The ten Belgians had presented themselves in his opinion two hours and half beforehand at the residence to escort Agathe Uwilingiyimana to the radio station. As of their arrival, they had faced shooting and had sheltered themselves in the house. The two witnesses reported that the Belgians would not have returned in contact with the Prime Minister, as opposed to what the radio communications of the soldiers announced. She fled thereafter to a neighbouring house where she would be discovered by Rwandan soldiers and killed.
According to Corporal Sandow Zambulugu, there was in this bus "the driver, a man at his side and an armed soldier". He did not identify this man as being Bernard Ntuyahaga, nor even as an officer because "he did not have a uniform", he specified. Kwesi Doe remembers on the contrary "an officer". They would have been led to the bus "hands in the air", at gun point.
"The soldiers said that they were leading us towards their training camp, a safe place", continued Corporal Doe. "But I did not think that it was a safe place: we were prisoners of war and I did not believe that this officer was getting us out of a difficult situation ", he added. The house of Agathe Uwilingiyimana was indeed attacked by the soldiers of the FAR, attested Corporal Zambulugu.
With their arrival at the military camp of Kigali, the officer present in the bus, according to Doe, or a soldier from the camp, according to Zambulugu, ordered them to sit down on the ground "in a line". "Those of the bus left the area and the other soldiers started to torture us", said Zambulugu. According to Doe, "the officer who brought us did not seem concerned. They dropped us off and the bus set out again. I do not know if this officer also left or stayed behind".

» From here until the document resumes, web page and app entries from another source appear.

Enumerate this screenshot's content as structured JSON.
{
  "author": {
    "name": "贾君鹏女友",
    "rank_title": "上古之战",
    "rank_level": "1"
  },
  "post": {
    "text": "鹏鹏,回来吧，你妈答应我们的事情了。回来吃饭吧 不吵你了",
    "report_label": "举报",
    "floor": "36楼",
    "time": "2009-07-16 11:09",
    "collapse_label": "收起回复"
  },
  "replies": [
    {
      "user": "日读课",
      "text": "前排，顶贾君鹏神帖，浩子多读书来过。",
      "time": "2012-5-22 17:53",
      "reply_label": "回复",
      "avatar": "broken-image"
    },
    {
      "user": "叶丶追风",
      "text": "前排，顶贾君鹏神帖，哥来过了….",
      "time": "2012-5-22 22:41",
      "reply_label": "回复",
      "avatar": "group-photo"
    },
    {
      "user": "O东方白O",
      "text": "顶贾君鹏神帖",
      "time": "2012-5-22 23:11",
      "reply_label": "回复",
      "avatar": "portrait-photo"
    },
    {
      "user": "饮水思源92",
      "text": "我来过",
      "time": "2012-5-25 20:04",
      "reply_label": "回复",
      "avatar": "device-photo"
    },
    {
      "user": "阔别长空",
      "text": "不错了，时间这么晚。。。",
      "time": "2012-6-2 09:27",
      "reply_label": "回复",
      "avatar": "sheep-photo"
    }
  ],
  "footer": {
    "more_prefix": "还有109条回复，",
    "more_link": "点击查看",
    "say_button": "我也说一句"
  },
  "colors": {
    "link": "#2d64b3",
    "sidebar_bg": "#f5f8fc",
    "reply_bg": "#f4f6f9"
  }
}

To the pleas of the UN military observer Apedo Kodjo, posted to this camp, 11 peacekeepers managed to return in his quarters; four Belgians remained, "collapsed on the ground, bleeding profusely".
Apedo would then have tried to prevent the soldiers of the FAR, which had meanwhile started to fire on the quarters, from entering, "but they were so many that he could not. They struck him and forced him to leave ", according to Doe."They entered, we realized that we were facing death. A Belgian was killed by gunshot at this moment ", he continued, by a soldier in wheelchair, according to Zambulugu, which would attest to the presence of war wounded among the attackers of the soldiers. He specified that an officer with "many decorations" tried to stop them, in vain.
The two Ghanaians then reported to be extracted by a window with their three comrades in arms by soldiers of the FAR. "I do not know why us and not the Belgians", Doe said. They were escorted with Apedo towards the neighbouring Military College, from where they heard many shoots, "of heavy and light weapons", coming from the camp. "When that was heard, we knew that nobody would survive", concluded Zambulugu.
General Romeo Dallaire, head of UNAMIR, that they cross at the Military College, will have had them thereafter evacuated towards the HQ of the UN force.
In addition, on Wednesday morning, in a press conference, the families and their lawyers regretted the excuses of Dallaire, which they describe as "cowardice": he still has not giving an answer to testify by videoconference before the Crown Court.
© Hirondelle News Agency